By Mary Jane Hathaway
Howard Books, 2014. 314 pages. Fiction.
Shelby Roswell is a Civil War historian at a small liberal art college, desperate to write an article that will ensure her tenure. Ransom Fielding is a famous historian, visiting faculty member...and the man who skewered Shelby's pride and joy in a national magazine. But as the two are thrown together in the small history department, will they learn to get along? This is a great modern retelling of Jane Austen's Pride and Prejudice.

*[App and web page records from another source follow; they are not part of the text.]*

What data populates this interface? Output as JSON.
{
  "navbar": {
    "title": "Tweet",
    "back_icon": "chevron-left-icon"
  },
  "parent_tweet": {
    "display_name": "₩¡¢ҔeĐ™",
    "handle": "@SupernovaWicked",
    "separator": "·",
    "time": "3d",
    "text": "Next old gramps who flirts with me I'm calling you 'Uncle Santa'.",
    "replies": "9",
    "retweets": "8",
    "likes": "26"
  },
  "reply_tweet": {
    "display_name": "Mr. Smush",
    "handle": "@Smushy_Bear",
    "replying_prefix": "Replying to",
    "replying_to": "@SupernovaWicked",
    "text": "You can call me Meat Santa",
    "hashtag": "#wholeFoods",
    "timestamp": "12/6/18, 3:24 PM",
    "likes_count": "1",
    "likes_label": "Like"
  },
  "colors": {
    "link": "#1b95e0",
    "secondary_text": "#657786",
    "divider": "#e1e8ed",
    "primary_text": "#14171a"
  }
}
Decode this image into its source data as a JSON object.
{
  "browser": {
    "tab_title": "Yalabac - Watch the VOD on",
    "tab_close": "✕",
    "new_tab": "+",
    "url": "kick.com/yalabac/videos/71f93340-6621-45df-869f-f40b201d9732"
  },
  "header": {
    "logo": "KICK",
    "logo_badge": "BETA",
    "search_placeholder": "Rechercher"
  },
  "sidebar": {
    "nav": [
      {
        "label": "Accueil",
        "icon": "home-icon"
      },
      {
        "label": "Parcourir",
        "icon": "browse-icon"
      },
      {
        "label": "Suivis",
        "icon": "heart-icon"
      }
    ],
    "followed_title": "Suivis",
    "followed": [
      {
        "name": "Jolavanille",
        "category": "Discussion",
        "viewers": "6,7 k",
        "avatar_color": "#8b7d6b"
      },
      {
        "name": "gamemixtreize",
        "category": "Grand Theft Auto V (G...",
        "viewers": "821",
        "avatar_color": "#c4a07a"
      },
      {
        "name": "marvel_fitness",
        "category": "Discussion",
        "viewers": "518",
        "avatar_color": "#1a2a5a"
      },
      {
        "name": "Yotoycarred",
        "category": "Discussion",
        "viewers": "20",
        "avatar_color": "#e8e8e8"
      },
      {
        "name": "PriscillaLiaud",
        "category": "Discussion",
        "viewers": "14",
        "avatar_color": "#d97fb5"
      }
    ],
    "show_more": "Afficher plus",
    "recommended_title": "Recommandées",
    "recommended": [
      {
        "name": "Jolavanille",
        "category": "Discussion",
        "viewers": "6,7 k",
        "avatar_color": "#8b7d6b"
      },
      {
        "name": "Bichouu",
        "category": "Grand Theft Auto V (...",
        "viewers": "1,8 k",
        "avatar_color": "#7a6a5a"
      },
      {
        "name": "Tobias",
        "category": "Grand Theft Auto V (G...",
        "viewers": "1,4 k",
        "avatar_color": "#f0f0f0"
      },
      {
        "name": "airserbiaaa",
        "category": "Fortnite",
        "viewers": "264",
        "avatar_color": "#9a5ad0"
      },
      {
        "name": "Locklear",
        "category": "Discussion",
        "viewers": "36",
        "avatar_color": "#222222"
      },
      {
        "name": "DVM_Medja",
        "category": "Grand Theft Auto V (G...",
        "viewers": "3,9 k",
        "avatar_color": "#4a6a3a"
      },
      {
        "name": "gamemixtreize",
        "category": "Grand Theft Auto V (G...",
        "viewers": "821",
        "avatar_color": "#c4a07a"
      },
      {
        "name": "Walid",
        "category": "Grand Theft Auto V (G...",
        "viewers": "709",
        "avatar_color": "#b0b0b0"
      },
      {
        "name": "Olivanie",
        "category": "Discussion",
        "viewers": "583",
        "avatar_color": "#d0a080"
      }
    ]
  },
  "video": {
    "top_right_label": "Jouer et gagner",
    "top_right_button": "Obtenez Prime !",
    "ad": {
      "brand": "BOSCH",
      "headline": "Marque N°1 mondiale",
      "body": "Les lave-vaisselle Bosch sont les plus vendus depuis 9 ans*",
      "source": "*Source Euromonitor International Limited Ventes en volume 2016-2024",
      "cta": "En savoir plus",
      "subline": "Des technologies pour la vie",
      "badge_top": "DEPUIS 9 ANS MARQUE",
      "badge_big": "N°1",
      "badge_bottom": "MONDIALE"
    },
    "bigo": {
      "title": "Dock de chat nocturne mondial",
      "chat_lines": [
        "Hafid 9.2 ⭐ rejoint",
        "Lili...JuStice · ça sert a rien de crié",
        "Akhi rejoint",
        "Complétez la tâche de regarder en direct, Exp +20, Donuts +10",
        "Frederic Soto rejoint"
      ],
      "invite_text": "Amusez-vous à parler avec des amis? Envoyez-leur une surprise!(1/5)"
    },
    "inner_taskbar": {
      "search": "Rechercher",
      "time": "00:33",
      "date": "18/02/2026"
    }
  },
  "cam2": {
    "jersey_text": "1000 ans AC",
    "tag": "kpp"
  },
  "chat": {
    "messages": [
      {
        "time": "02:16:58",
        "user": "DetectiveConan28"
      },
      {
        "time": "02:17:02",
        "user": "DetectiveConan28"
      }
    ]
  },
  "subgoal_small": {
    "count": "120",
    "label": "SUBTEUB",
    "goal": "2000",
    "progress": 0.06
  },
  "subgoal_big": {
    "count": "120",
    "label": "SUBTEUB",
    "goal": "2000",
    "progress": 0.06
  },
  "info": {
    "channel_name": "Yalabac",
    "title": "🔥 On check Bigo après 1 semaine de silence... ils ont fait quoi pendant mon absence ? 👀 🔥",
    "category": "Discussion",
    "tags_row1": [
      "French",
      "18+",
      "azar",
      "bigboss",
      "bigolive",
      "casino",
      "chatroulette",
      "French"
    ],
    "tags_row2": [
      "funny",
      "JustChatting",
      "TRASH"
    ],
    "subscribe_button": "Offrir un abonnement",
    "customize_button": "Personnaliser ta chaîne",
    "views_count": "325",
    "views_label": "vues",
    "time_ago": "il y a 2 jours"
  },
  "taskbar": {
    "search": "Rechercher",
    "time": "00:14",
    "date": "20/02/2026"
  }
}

I can sometimes be skeptical of modern retellings of classics - why read a poor variation of what has already been done amazingly well? But what I really liked about this book was that she was not slavishly attached to the original story. She took some basic story points - their mutual antipathy that grows into respect and even love after they get to know each other; a dramatic family situation that has Ransom coming to Shelby's rescue; a point when Shelby is sure that Ransom cannot love her after what has happened, etc. - and but definitively makes her own story around these basic ideas. I especially like that her characters are not even named Elizabeth and Darcy (or any variation of the names). What Hathaway has done is create an independent novel that is an homage to the Austen original but tells its own story.